**WHAT THE TASK ASKS**
Your answer must be the records below, repeated exactly, with every picture left out.

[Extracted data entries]
%%
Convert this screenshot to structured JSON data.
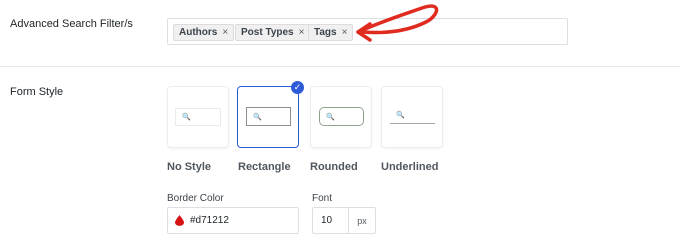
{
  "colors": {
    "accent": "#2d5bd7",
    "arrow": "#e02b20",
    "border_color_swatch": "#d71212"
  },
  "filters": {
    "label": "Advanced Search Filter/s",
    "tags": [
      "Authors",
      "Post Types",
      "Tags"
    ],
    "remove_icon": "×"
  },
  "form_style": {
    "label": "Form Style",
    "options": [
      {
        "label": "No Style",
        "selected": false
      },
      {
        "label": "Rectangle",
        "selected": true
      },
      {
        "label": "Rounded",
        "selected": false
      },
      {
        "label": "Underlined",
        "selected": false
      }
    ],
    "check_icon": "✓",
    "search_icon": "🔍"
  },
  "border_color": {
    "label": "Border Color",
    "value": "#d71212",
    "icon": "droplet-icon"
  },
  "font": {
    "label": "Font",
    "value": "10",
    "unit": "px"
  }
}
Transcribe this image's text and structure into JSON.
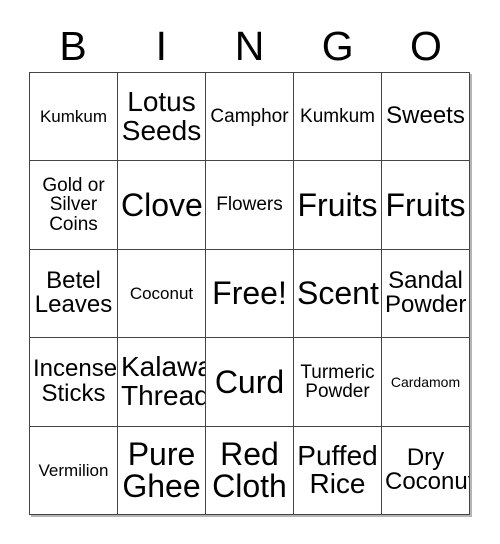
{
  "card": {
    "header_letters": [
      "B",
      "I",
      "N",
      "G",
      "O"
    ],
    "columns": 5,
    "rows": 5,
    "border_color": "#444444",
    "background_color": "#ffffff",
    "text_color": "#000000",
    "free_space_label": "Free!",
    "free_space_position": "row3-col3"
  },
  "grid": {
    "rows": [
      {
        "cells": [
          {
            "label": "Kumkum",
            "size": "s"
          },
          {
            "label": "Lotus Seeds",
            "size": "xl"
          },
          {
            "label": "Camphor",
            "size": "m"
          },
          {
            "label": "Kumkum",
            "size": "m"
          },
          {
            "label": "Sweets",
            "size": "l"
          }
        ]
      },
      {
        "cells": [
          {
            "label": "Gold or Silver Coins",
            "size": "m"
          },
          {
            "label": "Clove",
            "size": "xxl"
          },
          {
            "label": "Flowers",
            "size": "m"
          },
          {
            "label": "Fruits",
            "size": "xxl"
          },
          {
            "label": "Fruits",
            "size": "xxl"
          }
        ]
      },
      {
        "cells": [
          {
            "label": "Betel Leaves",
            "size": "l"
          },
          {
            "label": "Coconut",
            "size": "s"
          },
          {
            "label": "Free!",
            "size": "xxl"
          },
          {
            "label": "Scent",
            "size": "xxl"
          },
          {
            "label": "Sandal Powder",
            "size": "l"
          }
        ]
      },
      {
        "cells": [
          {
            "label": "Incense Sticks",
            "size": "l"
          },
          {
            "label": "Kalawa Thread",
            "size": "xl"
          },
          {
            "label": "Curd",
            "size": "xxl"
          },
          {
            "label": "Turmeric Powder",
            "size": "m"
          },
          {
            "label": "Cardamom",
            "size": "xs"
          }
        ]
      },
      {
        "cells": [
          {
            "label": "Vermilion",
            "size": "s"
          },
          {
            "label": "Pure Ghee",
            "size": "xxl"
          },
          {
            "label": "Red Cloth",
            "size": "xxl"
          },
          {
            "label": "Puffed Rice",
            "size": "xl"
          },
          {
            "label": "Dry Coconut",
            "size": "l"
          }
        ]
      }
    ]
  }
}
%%
**ANSWER SECTION**
Convert this screenshot to structured JSON data.
{
  "colors": {
    "accent": "#2d5bd7",
    "arrow": "#e02b20",
    "border_color_swatch": "#d71212"
  },
  "filters": {
    "label": "Advanced Search Filter/s",
    "tags": [
      "Authors",
      "Post Types",
      "Tags"
    ],
    "remove_icon": "×"
  },
  "form_style": {
    "label": "Form Style",
    "options": [
      {
        "label": "No Style",
        "selected": false
      },
      {
        "label": "Rectangle",
        "selected": true
      },
      {
        "label": "Rounded",
        "selected": false
      },
      {
        "label": "Underlined",
        "selected": false
      }
    ],
    "check_icon": "✓",
    "search_icon": "🔍"
  },
  "border_color": {
    "label": "Border Color",
    "value": "#d71212",
    "icon": "droplet-icon"
  },
  "font": {
    "label": "Font",
    "value": "10",
    "unit": "px"
  }
}
Transcribe this image's text and structure into JSON.
{
  "card": {
    "header_letters": [
      "B",
      "I",
      "N",
      "G",
      "O"
    ],
    "columns": 5,
    "rows": 5,
    "border_color": "#444444",
    "background_color": "#ffffff",
    "text_color": "#000000",
    "free_space_label": "Free!",
    "free_space_position": "row3-col3"
  },
  "grid": {
    "rows": [
      {
        "cells": [
          {
            "label": "Kumkum",
            "size": "s"
          },
          {
            "label": "Lotus Seeds",
            "size": "xl"
          },
          {
            "label": "Camphor",
            "size": "m"
          },
          {
            "label": "Kumkum",
            "size": "m"
          },
          {
            "label": "Sweets",
            "size": "l"
          }
        ]
      },
      {
        "cells": [
          {
            "label": "Gold or Silver Coins",
            "size": "m"
          },
          {
            "label": "Clove",
            "size": "xxl"
          },
          {
            "label": "Flowers",
            "size": "m"
          },
          {
            "label": "Fruits",
            "size": "xxl"
          },
          {
            "label": "Fruits",
            "size": "xxl"
          }
        ]
      },
      {
        "cells": [
          {
            "label": "Betel Leaves",
            "size": "l"
          },
          {
            "label": "Coconut",
            "size": "s"
          },
          {
            "label": "Free!",
            "size": "xxl"
          },
          {
            "label": "Scent",
            "size": "xxl"
          },
          {
            "label": "Sandal Powder",
            "size": "l"
          }
        ]
      },
      {
        "cells": [
          {
            "label": "Incense Sticks",
            "size": "l"
          },
          {
            "label": "Kalawa Thread",
            "size": "xl"
          },
          {
            "label": "Curd",
            "size": "xxl"
          },
          {
            "label": "Turmeric Powder",
            "size": "m"
          },
          {
            "label": "Cardamom",
            "size": "xs"
          }
        ]
      },
      {
        "cells": [
          {
            "label": "Vermilion",
            "size": "s"
          },
          {
            "label": "Pure Ghee",
            "size": "xxl"
          },
          {
            "label": "Red Cloth",
            "size": "xxl"
          },
          {
            "label": "Puffed Rice",
            "size": "xl"
          },
          {
            "label": "Dry Coconut",
            "size": "l"
          }
        ]
      }
    ]
  }
}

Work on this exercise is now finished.